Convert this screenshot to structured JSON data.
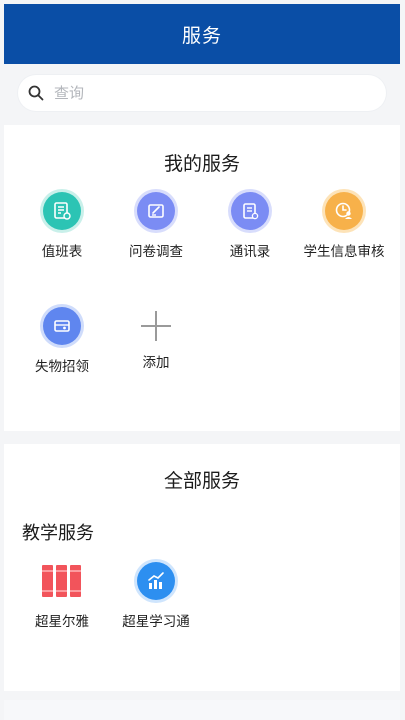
{
  "header": {
    "title": "服务"
  },
  "search": {
    "placeholder": "查询",
    "icon": "search-icon"
  },
  "my_services": {
    "title": "我的服务",
    "items": [
      {
        "label": "值班表",
        "icon": "duty-schedule-icon",
        "color": "#2cc4b4"
      },
      {
        "label": "问卷调查",
        "icon": "questionnaire-icon",
        "color": "#7b8cf4"
      },
      {
        "label": "通讯录",
        "icon": "contacts-icon",
        "color": "#7b8cf4"
      },
      {
        "label": "学生信息审核",
        "icon": "student-review-icon",
        "color": "#f7b14a"
      },
      {
        "label": "失物招领",
        "icon": "lost-and-found-icon",
        "color": "#5f86ef"
      }
    ],
    "add_label": "添加"
  },
  "all_services": {
    "title": "全部服务",
    "groups": [
      {
        "title": "教学服务",
        "items": [
          {
            "label": "超星尔雅",
            "icon": "books-icon",
            "color": "#f2545b"
          },
          {
            "label": "超星学习通",
            "icon": "chart-icon",
            "color": "#2d8ff0"
          }
        ]
      }
    ]
  }
}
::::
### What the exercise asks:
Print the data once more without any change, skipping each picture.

### Exercise answer:
Convert this screenshot to structured JSON data.
{
  "header": {
    "title": "服务"
  },
  "search": {
    "placeholder": "查询",
    "icon": "search-icon"
  },
  "my_services": {
    "title": "我的服务",
    "items": [
      {
        "label": "值班表",
        "icon": "duty-schedule-icon",
        "color": "#2cc4b4"
      },
      {
        "label": "问卷调查",
        "icon": "questionnaire-icon",
        "color": "#7b8cf4"
      },
      {
        "label": "通讯录",
        "icon": "contacts-icon",
        "color": "#7b8cf4"
      },
      {
        "label": "学生信息审核",
        "icon": "student-review-icon",
        "color": "#f7b14a"
      },
      {
        "label": "失物招领",
        "icon": "lost-and-found-icon",
        "color": "#5f86ef"
      }
    ],
    "add_label": "添加"
  },
  "all_services": {
    "title": "全部服务",
    "groups": [
      {
        "title": "教学服务",
        "items": [
          {
            "label": "超星尔雅",
            "icon": "books-icon",
            "color": "#f2545b"
          },
          {
            "label": "超星学习通",
            "icon": "chart-icon",
            "color": "#2d8ff0"
          }
        ]
      }
    ]
  }
}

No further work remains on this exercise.